- First, the provisions regulating directors' duties are unalterable and apply notwithstanding any provision to the contrary in a company's Memorandum of Incorporation. Therefore, the prior common practice of providing in a company's articles of association that, after disclosure, directors can vote on all conflicted matters, is no longer valid.
- Second, the duties in respect of conflicts of interests apply not only to directors and alternative directors, but also prescribed officers and committee members. A prescribed officer is defined as a person who, despite not being a director, exercises general executive control and management over the whole, or a significant portion, of the business or activities of the relevant company, or who regularly participated to a material degree in such management and control. While we shall, for ease of reference, continue to refer to directors in respect of the duties, such references should be read as including all these relevant persons.
- Third, the duty (including the prohibition against voting) is expanded to apply not only where a director has an interest in a matter, but also where a director knows (after enquiry) that a related person has an interest in a matter. As a result, the enquiry requires consideration of the interests of a wide range of persons and entities related to directors, including other companies in respect of which the relevant persons are also directors.
Essentially the provisions provide that, if a director of a company has a personal financial interest in respect of a matter to be considered at a meeting of the board, or knows that a related person has a personal financial interest in the matter, the director must, amongst other things, disclose the interest and its general nature before the matter is considered at the meeting and, if present at the meeting, must leave the meeting immediately after making the required disclosures and may not vote.
As a result of the inclusion of 'related persons' the provisions are wider than first meets the eye and are particularly relevant to inter-group transactions. In regard to natural persons, a natural person is related to their close family (two degrees of consanguinity or affinity) and to controlled juristic persons. In regard to juristic persons, they are related to one another if the one, directly or indirectly, controls the other person or if they are both under "common control" (e.g. all companies in a group of companies with a common holding company are related to one another and to any natural person that controls the holding company). In this context it should be borne in mind that 'control' is very widely defined. Further, in the context of conflicts of interests, the definition of a 'related person' is extended to include a second company of which the director or a related person is also a director, or a close corporation of which the director or a related person is a member. As a result, one has to be alive to such 'common directorships', particularly in relation to inter-group transactions.
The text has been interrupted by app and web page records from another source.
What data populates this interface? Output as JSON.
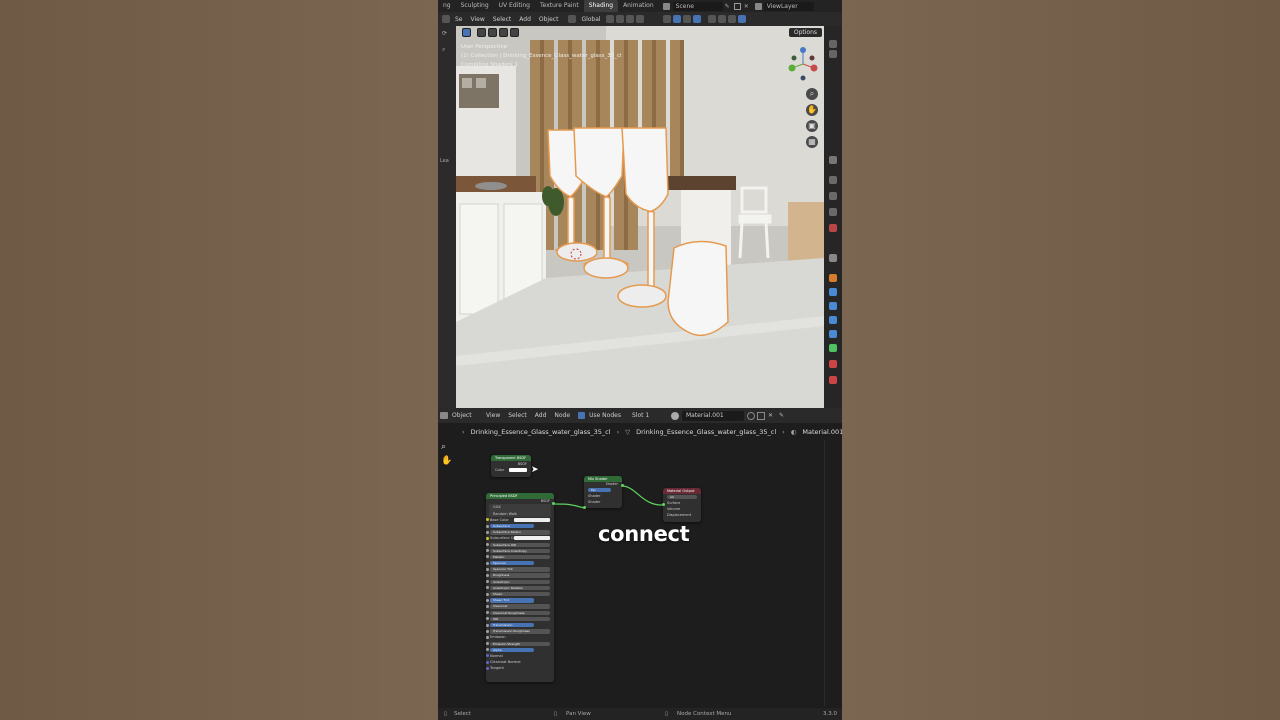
{
  "workspace_tabs": [
    "ng",
    "Sculpting",
    "UV Editing",
    "Texture Paint",
    "Shading",
    "Animation"
  ],
  "active_tab": "Shading",
  "scene_name": "Scene",
  "view_layer": "ViewLayer",
  "viewport_menu": [
    "Se",
    "View",
    "Select",
    "Add",
    "Object"
  ],
  "transform_orientation": "Global",
  "viewport": {
    "line1": "User Perspective",
    "line2": "(1) Collection | Drinking_Essence_Glass_water_glass_35_cl",
    "line3": "Compiling Shaders 1",
    "options_label": "Options",
    "left_label_top": "Lea"
  },
  "node_editor": {
    "editor_type": "Object",
    "menu": [
      "View",
      "Select",
      "Add",
      "Node"
    ],
    "use_nodes_label": "Use Nodes",
    "slot": "Slot 1",
    "material": "Material.001"
  },
  "breadcrumb": {
    "object": "Drinking_Essence_Glass_water_glass_35_cl",
    "mesh": "Drinking_Essence_Glass_water_glass_35_cl",
    "material": "Material.001"
  },
  "nodes": {
    "transparent": {
      "title": "Transparent BSDF",
      "out": "BSDF",
      "row": "Color"
    },
    "principled": {
      "title": "Principled BSDF",
      "out": "BSDF",
      "rows": [
        "GGX",
        "Random Walk",
        "Base Color",
        "Subsurface",
        "Subsurface Radius",
        "Subsurface Color",
        "Subsurface IOR",
        "Subsurface Anisotropy",
        "Metallic",
        "Specular",
        "Specular Tint",
        "Roughness",
        "Anisotropic",
        "Anisotropic Rotation",
        "Sheen",
        "Sheen Tint",
        "Clearcoat",
        "Clearcoat Roughness",
        "IOR",
        "Transmission",
        "Transmission Roughness",
        "Emission",
        "Emission Strength",
        "Alpha",
        "Normal",
        "Clearcoat Normal",
        "Tangent"
      ]
    },
    "mix": {
      "title": "Mix Shader",
      "out": "Shader",
      "rows": [
        "Fac",
        "Shader",
        "Shader"
      ]
    },
    "output": {
      "title": "Material Output",
      "rows": [
        "All",
        "Surface",
        "Volume",
        "Displacement"
      ]
    }
  },
  "caption": "connect",
  "status": {
    "left": "Select",
    "middle": "Pan View",
    "right": "Node Context Menu",
    "version": "3.3.0"
  },
  "colors": {
    "selection_outline": "#e59a4f",
    "active_blue": "#4772b3",
    "shader_header_green": "#2f6a37",
    "output_header_red": "#6a2a35",
    "socket_shader": "#5fd35f",
    "socket_color": "#c7c729"
  }
}
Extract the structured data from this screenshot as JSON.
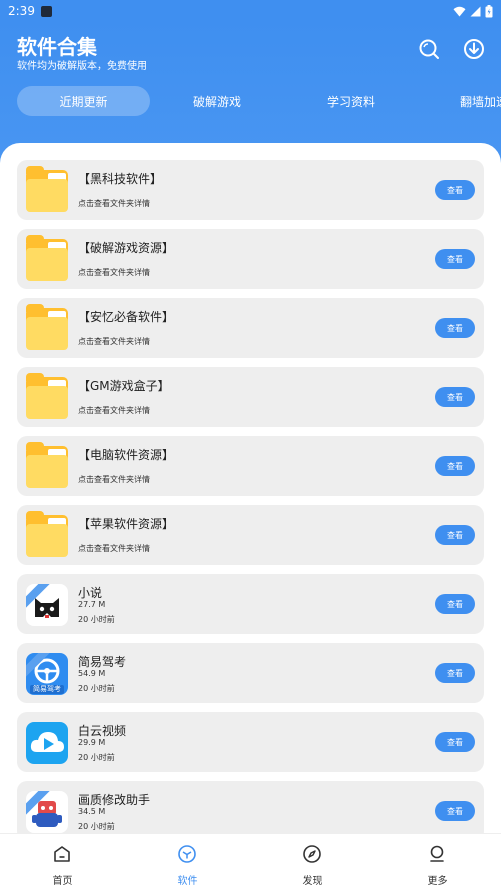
{
  "status": {
    "time": "2:39"
  },
  "header": {
    "title": "软件合集",
    "subtitle": "软件均为破解版本，免费使用",
    "search_icon": "search-icon",
    "download_icon": "download-icon"
  },
  "tabs": [
    {
      "label": "近期更新"
    },
    {
      "label": "破解游戏"
    },
    {
      "label": "学习资料"
    },
    {
      "label": "翻墙加速"
    }
  ],
  "folders": [
    {
      "title": "【黑科技软件】",
      "desc": "点击查看文件夹详情",
      "button": "查看"
    },
    {
      "title": "【破解游戏资源】",
      "desc": "点击查看文件夹详情",
      "button": "查看"
    },
    {
      "title": "【安忆必备软件】",
      "desc": "点击查看文件夹详情",
      "button": "查看"
    },
    {
      "title": "【GM游戏盒子】",
      "desc": "点击查看文件夹详情",
      "button": "查看"
    },
    {
      "title": "【电脑软件资源】",
      "desc": "点击查看文件夹详情",
      "button": "查看"
    },
    {
      "title": "【苹果软件资源】",
      "desc": "点击查看文件夹详情",
      "button": "查看"
    }
  ],
  "apps": [
    {
      "title": "小说",
      "size": "27.7 M",
      "time": "20 小时前",
      "button": "查看",
      "icon": "cat-face-icon"
    },
    {
      "title": "简易驾考",
      "size": "54.9 M",
      "time": "20 小时前",
      "button": "查看",
      "icon": "steering-wheel-icon",
      "icon_caption": "简易驾考"
    },
    {
      "title": "白云视频",
      "size": "29.9 M",
      "time": "20 小时前",
      "button": "查看",
      "icon": "cloud-play-icon"
    },
    {
      "title": "画质修改助手",
      "size": "34.5 M",
      "time": "20 小时前",
      "button": "查看",
      "icon": "robot-icon"
    }
  ],
  "nav": [
    {
      "label": "首页",
      "icon": "home-icon"
    },
    {
      "label": "软件",
      "icon": "cube-icon"
    },
    {
      "label": "发现",
      "icon": "compass-icon"
    },
    {
      "label": "更多",
      "icon": "user-icon"
    }
  ],
  "colors": {
    "primary": "#3f8ff0",
    "folder": "#ffbf2f",
    "card": "#eeeeee"
  }
}
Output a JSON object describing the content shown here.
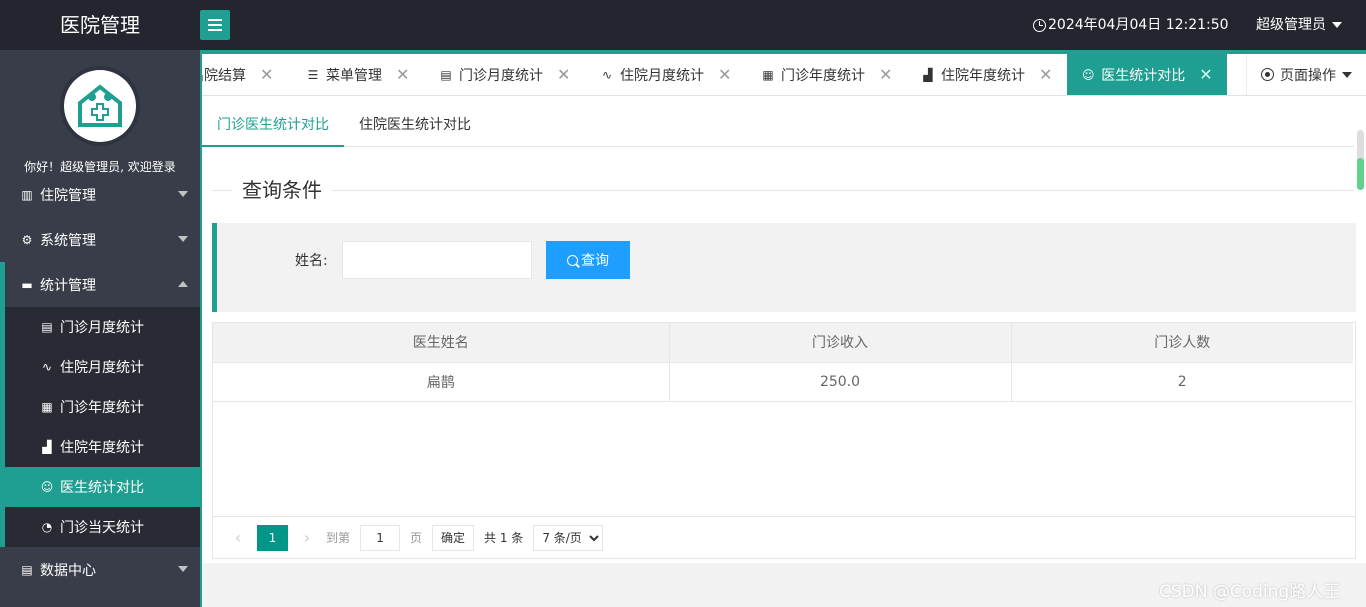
{
  "header": {
    "app_title": "医院管理",
    "datetime": "2024年04月04日 12:21:50",
    "user": "超级管理员"
  },
  "sidebar": {
    "welcome": "你好！超级管理员, 欢迎登录",
    "nav": [
      {
        "label": "住院管理",
        "icon": "ward-icon"
      },
      {
        "label": "系统管理",
        "icon": "gear-icon"
      },
      {
        "label": "统计管理",
        "icon": "monitor-icon"
      },
      {
        "label": "数据中心",
        "icon": "document-icon"
      }
    ],
    "sub_items": [
      {
        "label": "门诊月度统计",
        "icon": "clipboard-icon"
      },
      {
        "label": "住院月度统计",
        "icon": "pulse-icon"
      },
      {
        "label": "门诊年度统计",
        "icon": "table-icon"
      },
      {
        "label": "住院年度统计",
        "icon": "building-icon"
      },
      {
        "label": "医生统计对比",
        "icon": "user-icon"
      },
      {
        "label": "门诊当天统计",
        "icon": "clock-icon"
      }
    ]
  },
  "tabs": [
    {
      "label": "出院结算"
    },
    {
      "label": "菜单管理",
      "icon": "circle-menu-icon"
    },
    {
      "label": "门诊月度统计",
      "icon": "clipboard-icon"
    },
    {
      "label": "住院月度统计",
      "icon": "pulse-icon"
    },
    {
      "label": "门诊年度统计",
      "icon": "table-icon"
    },
    {
      "label": "住院年度统计",
      "icon": "building-icon"
    },
    {
      "label": "医生统计对比",
      "icon": "user-icon"
    }
  ],
  "page_ops": "页面操作",
  "subtabs": [
    "门诊医生统计对比",
    "住院医生统计对比"
  ],
  "query": {
    "legend": "查询条件",
    "name_label": "姓名:",
    "name_value": "",
    "button": "查询"
  },
  "table": {
    "headers": [
      "医生姓名",
      "门诊收入",
      "门诊人数"
    ],
    "rows": [
      [
        "扁鹊",
        "250.0",
        "2"
      ]
    ]
  },
  "pager": {
    "current_page": "1",
    "goto_label": "到第",
    "goto_value": "1",
    "page_suffix": "页",
    "confirm": "确定",
    "total": "共 1 条",
    "page_size": "7 条/页"
  },
  "watermark": "CSDN @Coding路人王",
  "colors": {
    "accent": "#1e9f91",
    "header_bg": "#23262e",
    "sidebar_bg": "#393d49",
    "primary_button": "#1e9fff"
  }
}
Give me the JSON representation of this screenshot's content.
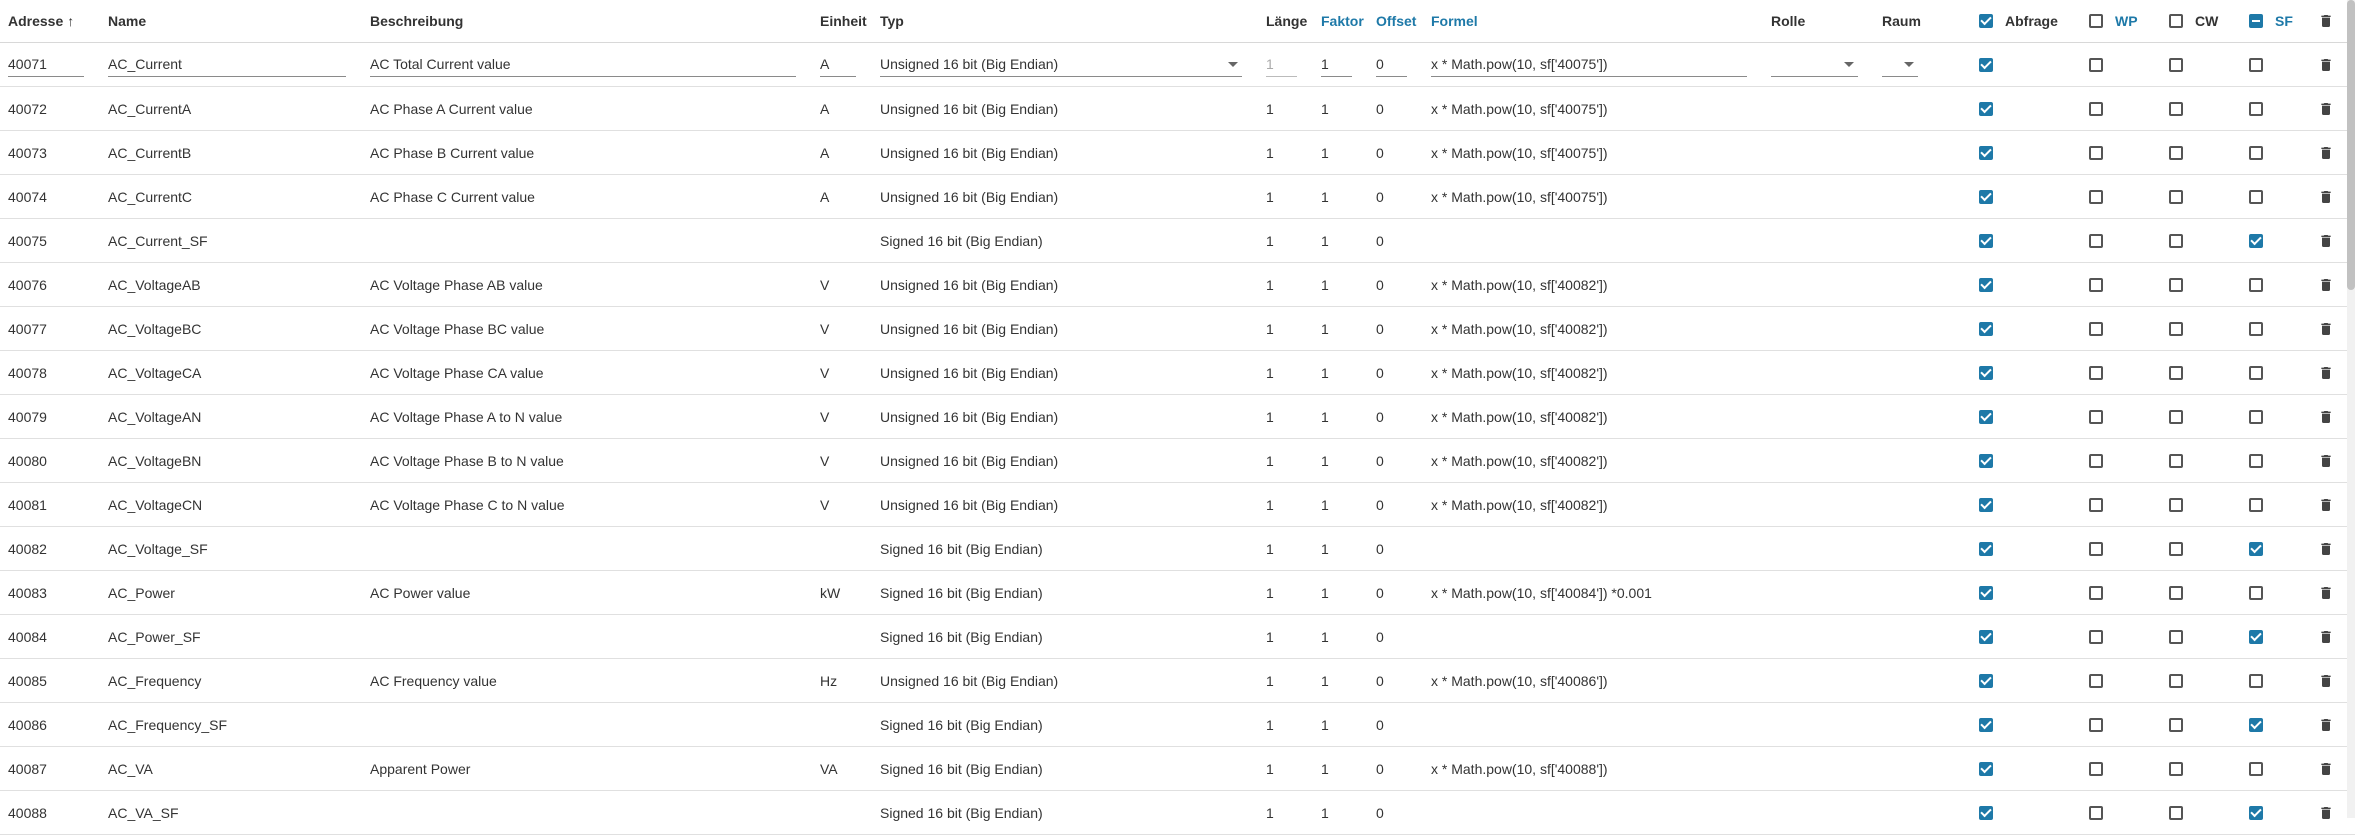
{
  "header": {
    "address": "Adresse",
    "name": "Name",
    "description": "Beschreibung",
    "unit": "Einheit",
    "type": "Typ",
    "length": "Länge",
    "factor": "Faktor",
    "offset": "Offset",
    "formula": "Formel",
    "role": "Rolle",
    "room": "Raum",
    "poll": "Abfrage",
    "wp": "WP",
    "cw": "CW",
    "sf": "SF",
    "sort_arrow": "↑"
  },
  "colors": {
    "accent": "#1e79a8"
  },
  "rows": [
    {
      "address": "40071",
      "name": "AC_Current",
      "description": "AC Total Current value",
      "unit": "A",
      "type": "Unsigned 16 bit (Big Endian)",
      "length": "1",
      "factor": "1",
      "offset": "0",
      "formula": "x * Math.pow(10, sf['40075'])",
      "poll": true,
      "wp": false,
      "cw": false,
      "sf": false
    },
    {
      "address": "40072",
      "name": "AC_CurrentA",
      "description": "AC Phase A Current value",
      "unit": "A",
      "type": "Unsigned 16 bit (Big Endian)",
      "length": "1",
      "factor": "1",
      "offset": "0",
      "formula": "x * Math.pow(10, sf['40075'])",
      "poll": true,
      "wp": false,
      "cw": false,
      "sf": false
    },
    {
      "address": "40073",
      "name": "AC_CurrentB",
      "description": "AC Phase B Current value",
      "unit": "A",
      "type": "Unsigned 16 bit (Big Endian)",
      "length": "1",
      "factor": "1",
      "offset": "0",
      "formula": "x * Math.pow(10, sf['40075'])",
      "poll": true,
      "wp": false,
      "cw": false,
      "sf": false
    },
    {
      "address": "40074",
      "name": "AC_CurrentC",
      "description": "AC Phase C Current value",
      "unit": "A",
      "type": "Unsigned 16 bit (Big Endian)",
      "length": "1",
      "factor": "1",
      "offset": "0",
      "formula": "x * Math.pow(10, sf['40075'])",
      "poll": true,
      "wp": false,
      "cw": false,
      "sf": false
    },
    {
      "address": "40075",
      "name": "AC_Current_SF",
      "description": "",
      "unit": "",
      "type": "Signed 16 bit (Big Endian)",
      "length": "1",
      "factor": "1",
      "offset": "0",
      "formula": "",
      "poll": true,
      "wp": false,
      "cw": false,
      "sf": true
    },
    {
      "address": "40076",
      "name": "AC_VoltageAB",
      "description": "AC Voltage Phase AB value",
      "unit": "V",
      "type": "Unsigned 16 bit (Big Endian)",
      "length": "1",
      "factor": "1",
      "offset": "0",
      "formula": "x * Math.pow(10, sf['40082'])",
      "poll": true,
      "wp": false,
      "cw": false,
      "sf": false
    },
    {
      "address": "40077",
      "name": "AC_VoltageBC",
      "description": "AC Voltage Phase BC value",
      "unit": "V",
      "type": "Unsigned 16 bit (Big Endian)",
      "length": "1",
      "factor": "1",
      "offset": "0",
      "formula": "x * Math.pow(10, sf['40082'])",
      "poll": true,
      "wp": false,
      "cw": false,
      "sf": false
    },
    {
      "address": "40078",
      "name": "AC_VoltageCA",
      "description": "AC Voltage Phase CA value",
      "unit": "V",
      "type": "Unsigned 16 bit (Big Endian)",
      "length": "1",
      "factor": "1",
      "offset": "0",
      "formula": "x * Math.pow(10, sf['40082'])",
      "poll": true,
      "wp": false,
      "cw": false,
      "sf": false
    },
    {
      "address": "40079",
      "name": "AC_VoltageAN",
      "description": "AC Voltage Phase A to N value",
      "unit": "V",
      "type": "Unsigned 16 bit (Big Endian)",
      "length": "1",
      "factor": "1",
      "offset": "0",
      "formula": "x * Math.pow(10, sf['40082'])",
      "poll": true,
      "wp": false,
      "cw": false,
      "sf": false
    },
    {
      "address": "40080",
      "name": "AC_VoltageBN",
      "description": "AC Voltage Phase B to N value",
      "unit": "V",
      "type": "Unsigned 16 bit (Big Endian)",
      "length": "1",
      "factor": "1",
      "offset": "0",
      "formula": "x * Math.pow(10, sf['40082'])",
      "poll": true,
      "wp": false,
      "cw": false,
      "sf": false
    },
    {
      "address": "40081",
      "name": "AC_VoltageCN",
      "description": "AC Voltage Phase C to N value",
      "unit": "V",
      "type": "Unsigned 16 bit (Big Endian)",
      "length": "1",
      "factor": "1",
      "offset": "0",
      "formula": "x * Math.pow(10, sf['40082'])",
      "poll": true,
      "wp": false,
      "cw": false,
      "sf": false
    },
    {
      "address": "40082",
      "name": "AC_Voltage_SF",
      "description": "",
      "unit": "",
      "type": "Signed 16 bit (Big Endian)",
      "length": "1",
      "factor": "1",
      "offset": "0",
      "formula": "",
      "poll": true,
      "wp": false,
      "cw": false,
      "sf": true
    },
    {
      "address": "40083",
      "name": "AC_Power",
      "description": "AC Power value",
      "unit": "kW",
      "type": "Signed 16 bit (Big Endian)",
      "length": "1",
      "factor": "1",
      "offset": "0",
      "formula": "x * Math.pow(10, sf['40084']) *0.001",
      "poll": true,
      "wp": false,
      "cw": false,
      "sf": false
    },
    {
      "address": "40084",
      "name": "AC_Power_SF",
      "description": "",
      "unit": "",
      "type": "Signed 16 bit (Big Endian)",
      "length": "1",
      "factor": "1",
      "offset": "0",
      "formula": "",
      "poll": true,
      "wp": false,
      "cw": false,
      "sf": true
    },
    {
      "address": "40085",
      "name": "AC_Frequency",
      "description": "AC Frequency value",
      "unit": "Hz",
      "type": "Unsigned 16 bit (Big Endian)",
      "length": "1",
      "factor": "1",
      "offset": "0",
      "formula": "x * Math.pow(10, sf['40086'])",
      "poll": true,
      "wp": false,
      "cw": false,
      "sf": false
    },
    {
      "address": "40086",
      "name": "AC_Frequency_SF",
      "description": "",
      "unit": "",
      "type": "Signed 16 bit (Big Endian)",
      "length": "1",
      "factor": "1",
      "offset": "0",
      "formula": "",
      "poll": true,
      "wp": false,
      "cw": false,
      "sf": true
    },
    {
      "address": "40087",
      "name": "AC_VA",
      "description": "Apparent Power",
      "unit": "VA",
      "type": "Signed 16 bit (Big Endian)",
      "length": "1",
      "factor": "1",
      "offset": "0",
      "formula": "x * Math.pow(10, sf['40088'])",
      "poll": true,
      "wp": false,
      "cw": false,
      "sf": false
    },
    {
      "address": "40088",
      "name": "AC_VA_SF",
      "description": "",
      "unit": "",
      "type": "Signed 16 bit (Big Endian)",
      "length": "1",
      "factor": "1",
      "offset": "0",
      "formula": "",
      "poll": true,
      "wp": false,
      "cw": false,
      "sf": true
    }
  ]
}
It is also important to note that the obligations are ongoing and not limited to board meetings. Directors must not only disclose personal financial interests in respect of matters to be considered at a meeting of the board, but also at any other time when a director acquires a personal financial interest in an agreement or matter in which the company has a material interest or knows that a related person has acquired a personal financial interest in the matter, after the approval of the agreement or matter by the company.
There are a few limited exclusions to the conflict of interest provisions and a company should take appropriate steps to ensure compliance.
The content of this article is intended to provide a general guide to the subject matter. Specialist advice should be sought about your specific circumstances.